Data collection and reporting

All health plans must comply with data and reporting requirements that address the frequency, content, and format of reports. States should require commercially licensed and publicly sponsored health plans (e.g., Medicaid) to report their performance. It should be assessed by standardized, evidence-based measures, including measures of clinical effectiveness and enrollee experience, in a format that consumers will readily understand.

Data collected by health plans must be independently audited by an authorized entity. States also should require data on:

  • medical costs or expenditures on a per capita basis by type of expenditure (physician, inpatient, outpatient, home health, skilled-nursing facility, etc.);
  • plan administration costs;
  • complaints and grievances and their resolution;
  • clinician satisfaction;
  • clinician responsiveness to consumer engagement;
  • health care quality (as assessed by standardized measures), including the performance of participating clinicians, hospitals, skilled-nursing facilities, home health agencies, and pharmacies; 
  • credentialing;
  • utilization management or appeals regarding the use of out-of-plan services;
  • accessibility, including wait times for appointments and numbers of practitioners accepting new patients;
  • rates of clinician turnover;
  • enrollment and disenrollment; and
  • race and ethnicity and language preference.

Ombudsman programs

Consumers should have access to an independent, nonprofit ombudsman program. They should receive information from the state and health plans on how to access the services available from these types of programs. These programs should receive federal or state funding, or both, as needed.

Ombudsman programs should help consumers understand health plan marketing materials and coverage provisions and help them assess information on quality. The programs should educate enrollees about their rights within health plans, identify and investigate enrollee complaints, assist enrollees in filing formal grievances and appeals, operate and staff a telephone hotline, and report to and advocate before appropriate regulatory bodies on issues of concern to consumers.

Health plans should be required to cooperate with such programs.

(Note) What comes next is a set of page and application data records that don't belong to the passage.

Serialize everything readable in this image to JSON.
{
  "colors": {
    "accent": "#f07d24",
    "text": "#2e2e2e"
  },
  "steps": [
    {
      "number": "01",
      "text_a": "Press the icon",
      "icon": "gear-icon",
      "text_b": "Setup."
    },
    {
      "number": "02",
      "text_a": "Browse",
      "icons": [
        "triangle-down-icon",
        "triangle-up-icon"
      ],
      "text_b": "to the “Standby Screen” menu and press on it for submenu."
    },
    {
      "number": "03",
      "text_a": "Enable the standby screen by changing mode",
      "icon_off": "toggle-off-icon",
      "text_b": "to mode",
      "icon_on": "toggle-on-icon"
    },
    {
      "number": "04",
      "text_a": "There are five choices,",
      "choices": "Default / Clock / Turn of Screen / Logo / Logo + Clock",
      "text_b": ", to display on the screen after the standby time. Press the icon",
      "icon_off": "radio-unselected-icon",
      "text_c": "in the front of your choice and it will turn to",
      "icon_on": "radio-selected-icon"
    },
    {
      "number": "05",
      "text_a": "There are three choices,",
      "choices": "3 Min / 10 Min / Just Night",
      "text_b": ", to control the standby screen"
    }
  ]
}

States should allocate sufficient resources and personnel to the regulation of managed care organizations to ensure strong and effective oversight. In states where more than one agency has authority to regulate managed care organizations, the agencies should coordinate their activities to facilitate effective oversight.

States must ensure that plans operating in sparsely populated areas meet all standards, including but not limited to standards on the adequacy of the provider network, while taking into account the prevailing patterns of service delivery in those areas.

States should ensure that the personnel assigned to regulate managed care plans are adequately trained to enforce applicable laws and regulations effectively. States should engage in ongoing oversight by reviewing data submitted by managed care plans and taking necessary actions such as setting performance targets or issuing compliance notices. In addition, periodic site visits should be conducted.

Consumers should be represented on health plan decision-making and advisory bodies.

State task forces that study managed care should include enrollees, prospective enrollees, and other consumer representatives (see also Medicare Advantage for policy on private health plans in Medicare).

States should provide strong oversight of non-insurance based health arrangements, such as direct primary care or other membership-based arrangements, to protect consumers. These entities should be required to provide clear, plain language disclosure to consumers in marketing and contract materials of about the limitations on services they can provide and the potential liability for non-covered costs to the consumer. Because direct primary care participation can interact with consumers’ insurance coverage and decisions about insurance enrollment, and such arrangements have the potential to have significant impact on state health insurance markets, states should not exempt direct primary care arrangements from state insurance oversight.